Who is Follina and What Has She Done With Microsoft?
Meet Follina. She’s an online bug or vulnerability that lets attackers run malicious code remotely to manipulate a user’s programs and data. And she’s got her hands on Microsoft.
Discovery of Follina
The vulnerability, known as a remote code execution (RCE) vulnerability, was discovered in the Microsoft Support Diagnostics Tool (MSDT) on May 27 of this year. It was found lurking in a Microsoft Word document thanks to the VirusTotal virus scanning tool. After some further research from Microsoft, it turns out that the vulnerability was also reported back in April, with a more recent remote code execution vulnerability reported targeting the US and European government employees as well as a major telecoms provider here in Australia. We don’t see which company was hacked, so it looks like they’re keeping it pretty under wraps.
Risk of vulnerability
Microsoft said of Follina (which, by the way, is named after an Italian village that shares an area code with the vulnerability reference number):
An attacker who exploits this vulnerability could run code with the privileges of the calling application. The attacker can then install programs, view, change or delete data, or create new accounts in the context allowed by user rights. ”
Follina has been designated as “critical” by the Australian Government’s Cyber Security Centre. The ACSC also said it is aware that the vulnerability targets local Australian organizations.
When the bug was first discovered, Microsoft reportedly labeled it a “security-related issue.” However, they later said that the problem had been fixed, although they did not announce an official fix.
However, Microsoft recently released a patch to protect users from Follina once and for all. Their June 14 Windows security update included fixes for the vulnerability, and users are advised to install the updates to plug the Follina vulnerability. If your system is set to update automatically, you’re good to go – you shouldn’t have to do anything.
As a further helping hand, Microsoft released a list of its products that were affected by Follina. If you use any of these products, please install the June updates as soon as possible.
Who is Affected by Follina?
Follina affects various Microsoft products, including Office suite 2013, 2016, 2019, and 2021 applications, and some versions of Office included a Microsoft 365 license installed on Windows desktop PCs and servers since 2007.

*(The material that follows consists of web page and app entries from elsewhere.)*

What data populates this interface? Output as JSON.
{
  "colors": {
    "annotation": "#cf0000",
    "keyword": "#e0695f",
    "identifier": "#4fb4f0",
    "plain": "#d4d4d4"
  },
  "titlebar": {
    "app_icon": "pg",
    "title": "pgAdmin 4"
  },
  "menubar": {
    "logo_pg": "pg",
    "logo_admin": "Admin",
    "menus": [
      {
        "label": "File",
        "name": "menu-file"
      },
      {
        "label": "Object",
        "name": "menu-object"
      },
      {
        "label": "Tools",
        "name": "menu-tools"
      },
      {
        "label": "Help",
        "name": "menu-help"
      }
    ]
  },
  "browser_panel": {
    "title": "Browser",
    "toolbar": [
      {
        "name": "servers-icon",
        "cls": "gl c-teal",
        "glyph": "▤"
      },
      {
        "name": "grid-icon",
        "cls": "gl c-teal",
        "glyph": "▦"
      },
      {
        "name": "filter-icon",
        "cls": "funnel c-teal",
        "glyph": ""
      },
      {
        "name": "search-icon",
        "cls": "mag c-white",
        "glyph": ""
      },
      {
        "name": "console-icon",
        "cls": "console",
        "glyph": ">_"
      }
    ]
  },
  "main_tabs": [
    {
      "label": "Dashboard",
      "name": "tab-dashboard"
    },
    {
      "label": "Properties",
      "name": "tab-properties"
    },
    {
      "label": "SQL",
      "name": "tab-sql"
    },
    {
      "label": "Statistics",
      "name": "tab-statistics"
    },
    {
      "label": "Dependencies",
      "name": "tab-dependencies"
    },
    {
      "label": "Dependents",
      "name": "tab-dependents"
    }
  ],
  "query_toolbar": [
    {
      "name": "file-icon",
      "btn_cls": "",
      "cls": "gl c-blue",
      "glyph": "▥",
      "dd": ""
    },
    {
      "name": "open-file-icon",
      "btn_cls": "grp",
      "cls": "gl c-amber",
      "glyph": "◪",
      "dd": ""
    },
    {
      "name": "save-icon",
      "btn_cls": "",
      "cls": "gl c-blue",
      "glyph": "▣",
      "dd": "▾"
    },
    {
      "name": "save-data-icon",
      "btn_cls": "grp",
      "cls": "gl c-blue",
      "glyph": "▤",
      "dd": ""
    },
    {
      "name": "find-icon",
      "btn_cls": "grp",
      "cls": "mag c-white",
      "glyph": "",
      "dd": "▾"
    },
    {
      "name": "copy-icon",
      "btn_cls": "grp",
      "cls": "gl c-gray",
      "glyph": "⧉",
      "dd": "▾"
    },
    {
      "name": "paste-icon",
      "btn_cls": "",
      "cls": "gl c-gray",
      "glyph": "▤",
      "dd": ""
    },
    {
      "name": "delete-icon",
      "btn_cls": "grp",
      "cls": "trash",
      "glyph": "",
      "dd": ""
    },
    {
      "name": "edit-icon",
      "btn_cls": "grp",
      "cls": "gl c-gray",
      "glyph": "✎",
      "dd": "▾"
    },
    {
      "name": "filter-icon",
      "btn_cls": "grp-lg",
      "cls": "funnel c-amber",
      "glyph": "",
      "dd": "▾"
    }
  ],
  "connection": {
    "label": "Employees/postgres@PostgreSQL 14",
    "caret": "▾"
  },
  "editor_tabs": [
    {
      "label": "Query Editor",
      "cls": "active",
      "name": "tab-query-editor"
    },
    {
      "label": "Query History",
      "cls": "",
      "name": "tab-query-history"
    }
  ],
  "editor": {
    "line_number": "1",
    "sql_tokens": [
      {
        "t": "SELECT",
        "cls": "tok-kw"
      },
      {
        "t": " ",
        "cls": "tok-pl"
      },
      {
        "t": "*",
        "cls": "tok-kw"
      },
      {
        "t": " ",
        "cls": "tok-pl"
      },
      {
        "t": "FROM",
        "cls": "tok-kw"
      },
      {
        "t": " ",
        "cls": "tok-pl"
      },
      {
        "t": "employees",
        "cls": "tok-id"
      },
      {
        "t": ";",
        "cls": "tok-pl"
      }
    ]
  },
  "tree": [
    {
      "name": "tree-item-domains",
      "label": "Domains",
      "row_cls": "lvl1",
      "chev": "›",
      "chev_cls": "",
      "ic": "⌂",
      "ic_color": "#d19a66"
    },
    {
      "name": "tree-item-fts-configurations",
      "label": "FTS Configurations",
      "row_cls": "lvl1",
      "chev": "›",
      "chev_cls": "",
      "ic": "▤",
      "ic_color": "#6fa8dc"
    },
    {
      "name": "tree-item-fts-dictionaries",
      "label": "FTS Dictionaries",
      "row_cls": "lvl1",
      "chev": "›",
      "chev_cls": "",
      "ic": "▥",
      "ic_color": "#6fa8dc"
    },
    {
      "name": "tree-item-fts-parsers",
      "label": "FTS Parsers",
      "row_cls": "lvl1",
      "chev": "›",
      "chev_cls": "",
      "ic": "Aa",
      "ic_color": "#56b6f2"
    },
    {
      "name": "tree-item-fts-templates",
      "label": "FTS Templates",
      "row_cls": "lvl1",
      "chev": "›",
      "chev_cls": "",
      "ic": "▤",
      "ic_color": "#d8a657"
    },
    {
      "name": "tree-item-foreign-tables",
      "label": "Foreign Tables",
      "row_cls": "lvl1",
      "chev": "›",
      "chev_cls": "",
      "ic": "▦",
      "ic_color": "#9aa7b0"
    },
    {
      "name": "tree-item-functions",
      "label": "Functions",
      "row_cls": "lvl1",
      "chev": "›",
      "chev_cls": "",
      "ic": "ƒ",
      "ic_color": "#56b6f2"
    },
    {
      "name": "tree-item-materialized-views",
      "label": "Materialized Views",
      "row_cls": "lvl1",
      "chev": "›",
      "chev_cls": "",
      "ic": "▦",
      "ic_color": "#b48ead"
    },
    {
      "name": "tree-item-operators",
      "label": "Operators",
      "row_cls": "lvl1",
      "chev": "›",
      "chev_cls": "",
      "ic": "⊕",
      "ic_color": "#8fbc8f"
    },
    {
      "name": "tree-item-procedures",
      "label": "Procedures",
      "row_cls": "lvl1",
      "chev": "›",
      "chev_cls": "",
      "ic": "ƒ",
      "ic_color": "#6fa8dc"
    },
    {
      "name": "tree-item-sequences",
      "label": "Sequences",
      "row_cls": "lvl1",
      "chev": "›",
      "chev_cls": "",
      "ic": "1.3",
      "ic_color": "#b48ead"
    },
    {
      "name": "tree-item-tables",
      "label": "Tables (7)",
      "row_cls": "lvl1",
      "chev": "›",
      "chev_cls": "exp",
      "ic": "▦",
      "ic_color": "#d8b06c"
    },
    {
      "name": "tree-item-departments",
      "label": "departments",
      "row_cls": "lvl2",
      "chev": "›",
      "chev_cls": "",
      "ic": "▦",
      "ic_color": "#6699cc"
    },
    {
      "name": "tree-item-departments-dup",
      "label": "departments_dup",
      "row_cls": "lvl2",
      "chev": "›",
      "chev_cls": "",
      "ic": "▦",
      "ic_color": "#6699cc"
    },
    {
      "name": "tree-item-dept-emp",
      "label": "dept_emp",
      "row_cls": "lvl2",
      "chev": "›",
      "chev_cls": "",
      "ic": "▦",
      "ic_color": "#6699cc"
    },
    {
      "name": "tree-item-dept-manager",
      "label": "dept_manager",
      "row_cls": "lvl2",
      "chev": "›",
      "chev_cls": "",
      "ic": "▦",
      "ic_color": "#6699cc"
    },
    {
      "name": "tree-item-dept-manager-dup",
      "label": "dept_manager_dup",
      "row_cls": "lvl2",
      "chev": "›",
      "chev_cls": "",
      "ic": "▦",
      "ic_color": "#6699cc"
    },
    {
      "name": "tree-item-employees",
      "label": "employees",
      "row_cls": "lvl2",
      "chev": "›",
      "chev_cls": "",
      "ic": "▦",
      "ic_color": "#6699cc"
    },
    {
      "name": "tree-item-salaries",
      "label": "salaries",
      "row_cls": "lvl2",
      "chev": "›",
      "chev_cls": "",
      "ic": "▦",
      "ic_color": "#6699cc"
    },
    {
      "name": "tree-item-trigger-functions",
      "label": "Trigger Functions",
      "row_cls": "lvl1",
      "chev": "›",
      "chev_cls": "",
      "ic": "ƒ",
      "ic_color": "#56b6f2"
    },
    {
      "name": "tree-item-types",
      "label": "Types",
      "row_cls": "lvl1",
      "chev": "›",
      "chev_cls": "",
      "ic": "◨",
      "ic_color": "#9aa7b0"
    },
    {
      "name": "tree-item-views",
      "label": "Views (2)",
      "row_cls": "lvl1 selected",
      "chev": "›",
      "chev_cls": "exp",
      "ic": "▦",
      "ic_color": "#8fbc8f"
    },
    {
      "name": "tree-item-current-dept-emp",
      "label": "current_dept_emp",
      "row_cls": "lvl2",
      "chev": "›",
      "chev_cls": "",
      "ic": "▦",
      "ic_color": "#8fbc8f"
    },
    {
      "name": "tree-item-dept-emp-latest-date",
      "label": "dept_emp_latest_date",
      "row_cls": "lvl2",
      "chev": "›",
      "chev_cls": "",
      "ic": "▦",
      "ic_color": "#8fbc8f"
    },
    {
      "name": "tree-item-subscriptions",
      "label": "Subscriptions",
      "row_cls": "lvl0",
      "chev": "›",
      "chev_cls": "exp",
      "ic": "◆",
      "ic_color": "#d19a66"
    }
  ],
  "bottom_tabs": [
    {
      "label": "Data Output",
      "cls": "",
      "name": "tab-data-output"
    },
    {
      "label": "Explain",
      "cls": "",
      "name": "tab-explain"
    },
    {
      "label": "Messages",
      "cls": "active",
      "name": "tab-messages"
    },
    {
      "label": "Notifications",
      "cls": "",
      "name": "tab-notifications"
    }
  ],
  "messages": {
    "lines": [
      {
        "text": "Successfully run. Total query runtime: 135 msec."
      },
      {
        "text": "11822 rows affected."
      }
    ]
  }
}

Due to Microsoft Office’s status as the most popular business productivity software in the world, the expected impact is high and global in scope, affecting most personal and corporate computing environments. Office applications are vulnerable to Follina even with Office VBA macros turned off, further increasing the scope of potential victims. Because Follina is simple to exploit, even a novice attacker could take remote control of systems, and publicly available proofs-of-concept make accessing or creating Follina malware easy.
How bad is Follina?
Follina is a high-severity security vulnerability considered trivial to exploit and can lead to remote code execution (RCE). Follina does require user interaction to achieve payload execution, but this can be achieved by tricking a victim into opening a malicious document or link delivered via email or social media.
Once a document containing Follina malware has been opened, RCE with the system permissions level of the compromised Office application is possible. Once the attacker has RCE at user-level permissions, they can exploit any user applications, destroy or ransom documents, or redirect their attack tactic to escalate privileges, seeking to obtain complete system admin privileges and pivot to compromise more valuable targets within the victim’s network environment.
How to Protect Against Follina?
Microsoft initially published a temporary workaround for Follina that prevents a successful attack via known vectors. The first officially prescribed fix was to disable the MSDT protocol in the Windows operating system. Since then, Microsoft has released Windows updates that prevent the MSDT protocol from automatically executing attacker-supplied code. But organizations should also employ user awareness training programs to better educate staff about how to identify phishing attacks.
What is the Follina vulnerability?
Follina is a high-severity vulnerability discovered in the Microsoft Office suite of products that are considered trivial to exploit and can lead to remote code execution by an attacker. It affects Microsoft Office 2013, 2016, 2019, and 2021 (and some versions of Office included with a Microsoft 365 license) installed on all Windows desktop and server versions since 2007.
Follina payloads can be delivered remotely through the opening of an infected document; malware executed via Follina can perform a wide range of malicious activity on the victim’s device, from stealing banking credentials to locking up systems and demanding a ransom to exfiltrating sensitive information, such as personal, medical, or financial data.
How do I protect against Follina?
The first officially available remediation was to disable the MSDT protocol altogether, but Microsoft has since released updates to Windows that will prevent the MSDT protocol from automatically executing attacker-supplied code. Implementing the initial workaround fix and installing Windows updates is highly recommended.